Officers slapped closure notices on city centre bar The Bank on five occasions last February and March over alleged breaches of licence conditions.
But police – who were acting on Home Office guidance – had no legal right to close down the bar on Westgate or threaten arrests.
The former licensee was out of pocket due to lost trading hours and launched a judicial review.
Now a High Court judge has ordered the Home Office and West Yorkshire Police to each pay the former Bank licensee £7,500 in damages for loss of profit plus undisclosed costs.
Mr Justice Edwards-Stuart ruled that flawed Home Office guidance – which said officers could threaten arrests after issuing closure notices and immediately close bars and pubs down due to licence breaches – was unlawful.
A closure notice simply warns the licensee that if the licence condition breach is not put right within seven days then police can apply to magistrates for a closure notice.
Police issued The Bank licensee with a closure notice during one raid last February after claiming customers were dancing in an area not “designated” for dancing.
And last March police threatened to arrest the licence holder if he didn’t close the bar down immediately during a raid, because there was allegedly a certificate outstanding for electrical work at the bar.

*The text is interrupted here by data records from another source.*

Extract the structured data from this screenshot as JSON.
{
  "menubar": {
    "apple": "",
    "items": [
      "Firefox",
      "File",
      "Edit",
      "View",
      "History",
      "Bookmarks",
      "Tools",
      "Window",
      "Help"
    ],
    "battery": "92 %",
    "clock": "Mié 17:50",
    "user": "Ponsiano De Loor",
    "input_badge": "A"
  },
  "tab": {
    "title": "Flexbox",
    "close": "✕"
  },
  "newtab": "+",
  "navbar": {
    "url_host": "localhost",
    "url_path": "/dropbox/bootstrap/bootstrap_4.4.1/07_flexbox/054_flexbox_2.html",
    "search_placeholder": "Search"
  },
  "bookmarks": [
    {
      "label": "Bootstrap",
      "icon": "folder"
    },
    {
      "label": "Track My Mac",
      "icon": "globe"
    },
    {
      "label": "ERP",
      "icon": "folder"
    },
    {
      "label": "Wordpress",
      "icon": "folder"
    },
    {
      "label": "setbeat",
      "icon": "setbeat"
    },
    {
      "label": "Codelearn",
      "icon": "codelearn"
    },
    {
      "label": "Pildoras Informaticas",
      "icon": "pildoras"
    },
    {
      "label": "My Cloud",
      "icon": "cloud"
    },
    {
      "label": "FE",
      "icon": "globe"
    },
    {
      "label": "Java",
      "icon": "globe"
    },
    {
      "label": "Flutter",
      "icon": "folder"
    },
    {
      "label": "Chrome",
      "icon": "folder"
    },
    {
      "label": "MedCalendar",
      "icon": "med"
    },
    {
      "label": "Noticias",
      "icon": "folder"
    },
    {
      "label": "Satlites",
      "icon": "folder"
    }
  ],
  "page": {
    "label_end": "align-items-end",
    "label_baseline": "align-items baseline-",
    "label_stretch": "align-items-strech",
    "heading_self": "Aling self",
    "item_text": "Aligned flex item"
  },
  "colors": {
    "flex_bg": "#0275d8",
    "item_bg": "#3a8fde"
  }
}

The case led to Home Office chiefs withdrawing the guidance to police on closure notices.
A West Yorkshire Police spokeswoman said: “We acted entirely in good faith in accordance with the guidance and training provided by the Home Office.”
A Home Office spokeswoman said: “The issuing of a Closure Notice does not require premises to close and licensees should not be threatened with arrest for refusing to take immediate action.”
Michael Kheng, of Kurnia Licensing Consultants Ltd who acted on behalf of claimant The Bar (Wakefield) Ltd, said: “My client and I felt it right to pursue this matter to a judgment, so that the legal position is clearly established, to protect future licensees from similar conduct.”